** Requirement **
The data below calls for an exact copy.

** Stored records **
● ● ●

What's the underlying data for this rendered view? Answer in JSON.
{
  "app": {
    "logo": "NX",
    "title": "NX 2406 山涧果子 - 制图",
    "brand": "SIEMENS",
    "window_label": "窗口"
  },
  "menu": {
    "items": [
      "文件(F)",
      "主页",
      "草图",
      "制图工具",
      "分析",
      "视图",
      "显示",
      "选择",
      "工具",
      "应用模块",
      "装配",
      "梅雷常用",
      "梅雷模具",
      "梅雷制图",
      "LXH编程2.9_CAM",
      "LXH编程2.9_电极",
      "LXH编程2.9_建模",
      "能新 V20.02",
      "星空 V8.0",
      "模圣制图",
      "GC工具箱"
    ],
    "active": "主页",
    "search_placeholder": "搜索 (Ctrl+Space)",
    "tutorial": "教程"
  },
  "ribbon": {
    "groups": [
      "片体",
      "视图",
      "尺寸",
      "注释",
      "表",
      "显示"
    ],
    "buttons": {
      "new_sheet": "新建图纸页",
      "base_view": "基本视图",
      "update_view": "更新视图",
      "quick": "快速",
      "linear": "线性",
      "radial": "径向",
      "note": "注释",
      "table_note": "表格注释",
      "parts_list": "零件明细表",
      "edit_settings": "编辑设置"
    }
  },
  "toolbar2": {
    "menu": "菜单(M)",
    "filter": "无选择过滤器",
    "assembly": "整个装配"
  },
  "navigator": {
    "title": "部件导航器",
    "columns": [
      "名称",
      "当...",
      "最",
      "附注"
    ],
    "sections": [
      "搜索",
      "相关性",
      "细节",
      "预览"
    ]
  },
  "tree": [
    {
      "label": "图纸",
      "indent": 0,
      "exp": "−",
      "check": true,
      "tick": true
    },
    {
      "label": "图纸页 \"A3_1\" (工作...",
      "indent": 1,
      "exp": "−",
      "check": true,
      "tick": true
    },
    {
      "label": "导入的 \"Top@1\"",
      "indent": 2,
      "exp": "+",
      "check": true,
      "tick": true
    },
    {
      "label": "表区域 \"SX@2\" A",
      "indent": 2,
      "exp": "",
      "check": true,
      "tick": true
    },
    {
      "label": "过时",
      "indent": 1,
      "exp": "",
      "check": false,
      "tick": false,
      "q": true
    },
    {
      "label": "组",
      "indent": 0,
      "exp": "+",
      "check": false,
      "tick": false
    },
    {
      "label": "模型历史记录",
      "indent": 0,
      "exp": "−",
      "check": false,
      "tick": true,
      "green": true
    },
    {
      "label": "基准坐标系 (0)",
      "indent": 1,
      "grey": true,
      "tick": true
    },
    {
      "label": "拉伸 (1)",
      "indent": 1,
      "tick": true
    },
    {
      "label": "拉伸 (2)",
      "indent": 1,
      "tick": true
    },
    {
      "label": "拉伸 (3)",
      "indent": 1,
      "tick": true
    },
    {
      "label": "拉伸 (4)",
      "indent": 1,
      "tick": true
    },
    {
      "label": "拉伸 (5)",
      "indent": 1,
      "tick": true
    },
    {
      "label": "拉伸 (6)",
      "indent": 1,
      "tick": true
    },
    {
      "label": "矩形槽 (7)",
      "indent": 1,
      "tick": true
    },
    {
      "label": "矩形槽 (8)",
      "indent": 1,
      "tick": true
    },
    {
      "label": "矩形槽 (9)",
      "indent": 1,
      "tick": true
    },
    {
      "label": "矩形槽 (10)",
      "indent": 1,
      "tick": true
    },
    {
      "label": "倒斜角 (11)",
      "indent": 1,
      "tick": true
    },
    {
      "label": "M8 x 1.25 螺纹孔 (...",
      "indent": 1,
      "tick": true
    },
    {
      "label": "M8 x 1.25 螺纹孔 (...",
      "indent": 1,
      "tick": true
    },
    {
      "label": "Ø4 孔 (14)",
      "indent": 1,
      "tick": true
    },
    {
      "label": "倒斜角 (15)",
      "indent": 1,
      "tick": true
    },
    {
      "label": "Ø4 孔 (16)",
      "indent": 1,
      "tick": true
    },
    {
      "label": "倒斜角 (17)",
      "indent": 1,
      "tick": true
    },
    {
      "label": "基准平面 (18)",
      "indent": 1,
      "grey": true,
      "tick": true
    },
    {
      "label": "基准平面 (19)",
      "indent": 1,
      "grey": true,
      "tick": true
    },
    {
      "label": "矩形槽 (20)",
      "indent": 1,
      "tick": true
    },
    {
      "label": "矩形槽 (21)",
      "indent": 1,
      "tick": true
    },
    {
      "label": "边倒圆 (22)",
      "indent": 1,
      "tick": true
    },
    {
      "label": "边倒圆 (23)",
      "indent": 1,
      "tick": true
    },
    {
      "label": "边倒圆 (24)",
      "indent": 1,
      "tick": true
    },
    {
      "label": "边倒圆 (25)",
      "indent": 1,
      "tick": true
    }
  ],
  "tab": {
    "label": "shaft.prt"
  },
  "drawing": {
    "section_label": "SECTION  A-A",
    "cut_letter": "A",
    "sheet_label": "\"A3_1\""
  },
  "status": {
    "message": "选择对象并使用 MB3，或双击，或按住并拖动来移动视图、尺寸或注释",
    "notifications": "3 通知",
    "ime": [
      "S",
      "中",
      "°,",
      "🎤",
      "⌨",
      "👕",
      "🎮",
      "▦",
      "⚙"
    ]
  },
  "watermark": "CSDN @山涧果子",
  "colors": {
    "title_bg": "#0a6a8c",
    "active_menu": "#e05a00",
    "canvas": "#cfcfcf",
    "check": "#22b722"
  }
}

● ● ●

** Result of the task **
What's the underlying data for this rendered view? Answer in JSON.
{
  "app": {
    "logo": "NX",
    "title": "NX 2406 山涧果子 - 制图",
    "brand": "SIEMENS",
    "window_label": "窗口"
  },
  "menu": {
    "items": [
      "文件(F)",
      "主页",
      "草图",
      "制图工具",
      "分析",
      "视图",
      "显示",
      "选择",
      "工具",
      "应用模块",
      "装配",
      "梅雷常用",
      "梅雷模具",
      "梅雷制图",
      "LXH编程2.9_CAM",
      "LXH编程2.9_电极",
      "LXH编程2.9_建模",
      "能新 V20.02",
      "星空 V8.0",
      "模圣制图",
      "GC工具箱"
    ],
    "active": "主页",
    "search_placeholder": "搜索 (Ctrl+Space)",
    "tutorial": "教程"
  },
  "ribbon": {
    "groups": [
      "片体",
      "视图",
      "尺寸",
      "注释",
      "表",
      "显示"
    ],
    "buttons": {
      "new_sheet": "新建图纸页",
      "base_view": "基本视图",
      "update_view": "更新视图",
      "quick": "快速",
      "linear": "线性",
      "radial": "径向",
      "note": "注释",
      "table_note": "表格注释",
      "parts_list": "零件明细表",
      "edit_settings": "编辑设置"
    }
  },
  "toolbar2": {
    "menu": "菜单(M)",
    "filter": "无选择过滤器",
    "assembly": "整个装配"
  },
  "navigator": {
    "title": "部件导航器",
    "columns": [
      "名称",
      "当...",
      "最",
      "附注"
    ],
    "sections": [
      "搜索",
      "相关性",
      "细节",
      "预览"
    ]
  },
  "tree": [
    {
      "label": "图纸",
      "indent": 0,
      "exp": "−",
      "check": true,
      "tick": true
    },
    {
      "label": "图纸页 \"A3_1\" (工作...",
      "indent": 1,
      "exp": "−",
      "check": true,
      "tick": true
    },
    {
      "label": "导入的 \"Top@1\"",
      "indent": 2,
      "exp": "+",
      "check": true,
      "tick": true
    },
    {
      "label": "表区域 \"SX@2\" A",
      "indent": 2,
      "exp": "",
      "check": true,
      "tick": true
    },
    {
      "label": "过时",
      "indent": 1,
      "exp": "",
      "check": false,
      "tick": false,
      "q": true
    },
    {
      "label": "组",
      "indent": 0,
      "exp": "+",
      "check": false,
      "tick": false
    },
    {
      "label": "模型历史记录",
      "indent": 0,
      "exp": "−",
      "check": false,
      "tick": true,
      "green": true
    },
    {
      "label": "基准坐标系 (0)",
      "indent": 1,
      "grey": true,
      "tick": true
    },
    {
      "label": "拉伸 (1)",
      "indent": 1,
      "tick": true
    },
    {
      "label": "拉伸 (2)",
      "indent": 1,
      "tick": true
    },
    {
      "label": "拉伸 (3)",
      "indent": 1,
      "tick": true
    },
    {
      "label": "拉伸 (4)",
      "indent": 1,
      "tick": true
    },
    {
      "label": "拉伸 (5)",
      "indent": 1,
      "tick": true
    },
    {
      "label": "拉伸 (6)",
      "indent": 1,
      "tick": true
    },
    {
      "label": "矩形槽 (7)",
      "indent": 1,
      "tick": true
    },
    {
      "label": "矩形槽 (8)",
      "indent": 1,
      "tick": true
    },
    {
      "label": "矩形槽 (9)",
      "indent": 1,
      "tick": true
    },
    {
      "label": "矩形槽 (10)",
      "indent": 1,
      "tick": true
    },
    {
      "label": "倒斜角 (11)",
      "indent": 1,
      "tick": true
    },
    {
      "label": "M8 x 1.25 螺纹孔 (...",
      "indent": 1,
      "tick": true
    },
    {
      "label": "M8 x 1.25 螺纹孔 (...",
      "indent": 1,
      "tick": true
    },
    {
      "label": "Ø4 孔 (14)",
      "indent": 1,
      "tick": true
    },
    {
      "label": "倒斜角 (15)",
      "indent": 1,
      "tick": true
    },
    {
      "label": "Ø4 孔 (16)",
      "indent": 1,
      "tick": true
    },
    {
      "label": "倒斜角 (17)",
      "indent": 1,
      "tick": true
    },
    {
      "label": "基准平面 (18)",
      "indent": 1,
      "grey": true,
      "tick": true
    },
    {
      "label": "基准平面 (19)",
      "indent": 1,
      "grey": true,
      "tick": true
    },
    {
      "label": "矩形槽 (20)",
      "indent": 1,
      "tick": true
    },
    {
      "label": "矩形槽 (21)",
      "indent": 1,
      "tick": true
    },
    {
      "label": "边倒圆 (22)",
      "indent": 1,
      "tick": true
    },
    {
      "label": "边倒圆 (23)",
      "indent": 1,
      "tick": true
    },
    {
      "label": "边倒圆 (24)",
      "indent": 1,
      "tick": true
    },
    {
      "label": "边倒圆 (25)",
      "indent": 1,
      "tick": true
    }
  ],
  "tab": {
    "label": "shaft.prt"
  },
  "drawing": {
    "section_label": "SECTION  A-A",
    "cut_letter": "A",
    "sheet_label": "\"A3_1\""
  },
  "status": {
    "message": "选择对象并使用 MB3，或双击，或按住并拖动来移动视图、尺寸或注释",
    "notifications": "3 通知",
    "ime": [
      "S",
      "中",
      "°,",
      "🎤",
      "⌨",
      "👕",
      "🎮",
      "▦",
      "⚙"
    ]
  },
  "watermark": "CSDN @山涧果子",
  "colors": {
    "title_bg": "#0a6a8c",
    "active_menu": "#e05a00",
    "canvas": "#cfcfcf",
    "check": "#22b722"
  }
}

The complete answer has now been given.